** Opening Material for the task block **
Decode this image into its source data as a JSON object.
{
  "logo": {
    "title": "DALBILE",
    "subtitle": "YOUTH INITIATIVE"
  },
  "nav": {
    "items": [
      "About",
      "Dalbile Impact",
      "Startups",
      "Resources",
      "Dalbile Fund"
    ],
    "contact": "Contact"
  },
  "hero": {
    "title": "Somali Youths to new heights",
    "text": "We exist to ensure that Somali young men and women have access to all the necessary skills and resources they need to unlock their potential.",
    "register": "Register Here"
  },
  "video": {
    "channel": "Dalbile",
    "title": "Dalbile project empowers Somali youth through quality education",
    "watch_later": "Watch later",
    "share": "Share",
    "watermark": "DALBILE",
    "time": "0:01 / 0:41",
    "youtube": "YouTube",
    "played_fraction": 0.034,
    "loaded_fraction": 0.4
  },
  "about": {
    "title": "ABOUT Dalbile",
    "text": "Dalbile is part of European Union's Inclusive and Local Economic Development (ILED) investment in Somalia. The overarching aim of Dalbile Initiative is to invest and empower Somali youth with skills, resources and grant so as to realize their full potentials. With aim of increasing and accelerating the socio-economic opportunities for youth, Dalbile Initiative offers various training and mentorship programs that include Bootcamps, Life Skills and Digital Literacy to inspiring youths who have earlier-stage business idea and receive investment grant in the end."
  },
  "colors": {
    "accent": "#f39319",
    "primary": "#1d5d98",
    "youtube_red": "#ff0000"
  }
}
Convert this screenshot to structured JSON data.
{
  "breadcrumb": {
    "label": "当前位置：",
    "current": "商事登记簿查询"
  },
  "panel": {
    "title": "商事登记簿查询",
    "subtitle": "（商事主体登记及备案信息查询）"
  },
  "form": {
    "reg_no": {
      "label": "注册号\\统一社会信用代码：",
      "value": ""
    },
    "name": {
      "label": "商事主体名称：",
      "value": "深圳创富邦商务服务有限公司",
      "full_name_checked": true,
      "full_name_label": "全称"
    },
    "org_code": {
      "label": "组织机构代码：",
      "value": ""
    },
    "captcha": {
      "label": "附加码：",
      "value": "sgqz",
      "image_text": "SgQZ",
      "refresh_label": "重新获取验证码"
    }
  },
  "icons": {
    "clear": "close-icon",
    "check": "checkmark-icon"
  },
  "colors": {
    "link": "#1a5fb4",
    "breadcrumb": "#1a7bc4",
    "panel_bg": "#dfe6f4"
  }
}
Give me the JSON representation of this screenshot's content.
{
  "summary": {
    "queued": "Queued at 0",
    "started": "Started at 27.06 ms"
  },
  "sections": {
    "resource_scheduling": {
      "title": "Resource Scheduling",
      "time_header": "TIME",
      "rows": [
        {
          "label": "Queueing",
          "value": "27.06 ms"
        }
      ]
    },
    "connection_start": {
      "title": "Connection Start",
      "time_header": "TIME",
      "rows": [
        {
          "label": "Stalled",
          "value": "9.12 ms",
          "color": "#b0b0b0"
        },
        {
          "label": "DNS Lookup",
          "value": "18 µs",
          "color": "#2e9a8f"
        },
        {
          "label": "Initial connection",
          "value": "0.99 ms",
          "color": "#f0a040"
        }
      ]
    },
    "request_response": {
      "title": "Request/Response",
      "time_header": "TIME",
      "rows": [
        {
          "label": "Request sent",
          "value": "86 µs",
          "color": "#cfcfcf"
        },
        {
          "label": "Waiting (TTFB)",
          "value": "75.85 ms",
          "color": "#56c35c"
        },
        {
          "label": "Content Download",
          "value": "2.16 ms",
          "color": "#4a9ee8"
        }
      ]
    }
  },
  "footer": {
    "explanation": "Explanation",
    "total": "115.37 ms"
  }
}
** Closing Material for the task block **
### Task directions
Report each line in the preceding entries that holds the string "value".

### Reply to the task
      "value": ""
      "value": "深圳创富邦商务服务有限公司",
      "value": ""
      "value": "sgqz",
          "value": "27.06 ms"
          "value": "9.12 ms",
          "value": "18 µs",
          "value": "0.99 ms",
          "value": "86 µs",
          "value": "75.85 ms",
          "value": "2.16 ms",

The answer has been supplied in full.